The History of Leith

April 19, 2006

The Origins of the motto of Leith

One of the greatest mysteries connected to Leith is the origin of the Town motto “Persevere” which everyone has assumed to be very ancient. However I would like to put forward the following suggestion as to its origin.

The Coat of Arms itself is very ancient and dates back several hundred years as can be discovered on other pages on this site. However on researching “Persevere” both in its English and Latin form no connection could be found connecting it to the Knights of St John, the Knights of St Anthony or to St James. In fact no trace of “Persevere” could be found earlier then the 17th century

So what I would like to suggest is that the Coat of Arms of Leith was based on the pilgrimage badges/tokens of the “Virgin of the Sea” at Boulogne. The Motto itself comes from what is called “The Killing Time” in Scottish History details can be found at and was only introduced after 1688 when William III came to the throne.

Leith’s connection to the Covenanters can be found at –

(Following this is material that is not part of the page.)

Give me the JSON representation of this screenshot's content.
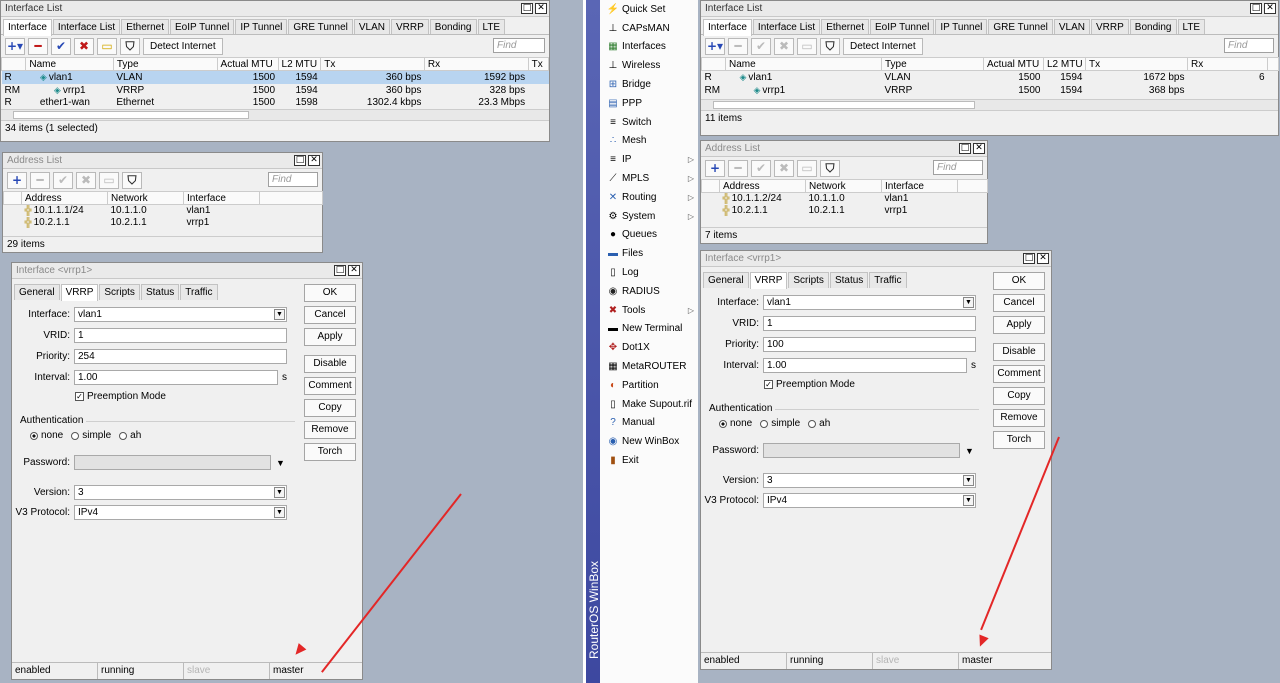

DURING the years of the Commonwealth and the Protectorate, Leith was the headquarters of Cromwell’s soldiers in Scotland. East and West Cromwell Streets in North Leith, remind us to-day of this long occupation of the town by the English troops, who, Puritans though they were, and therefore associated in our minds with all that is grave and even sour-faced, were not indifferent to the charms and virtues of Leith maids. South Leith Church records and the Mercurius Politicus, the newspaper Cromwell’s men issued from the Citadel, and the first to be printed in Scotland, show that many of them married and settled in the town. Their skill and industry, added to the enterprise and capital of English merchants who had been encouraged to start business in the town, did much to promote the glass and linen trades established in the Citadel after the Restoration. For more click here here
From John Russell’s “The Story of Leith”

As it says “In resisting the oppressive measures of the Stuart kings, the Leithers of those old and troubled times were fighting for something more than the Covenant”.
The Motto is in English because Latin was the language of the old religion and it was put onto the Coat of Arms to show that Leith wouldn’t and didn’t accept neither Anglican or Catholic forms of Worship and the Presbyterian Church of Scotland came into being.
In fact more can been found at in which both the Act banning the Covenanters and the preaching of Alexander Peden both emphasis the word “Persevere”

Some Text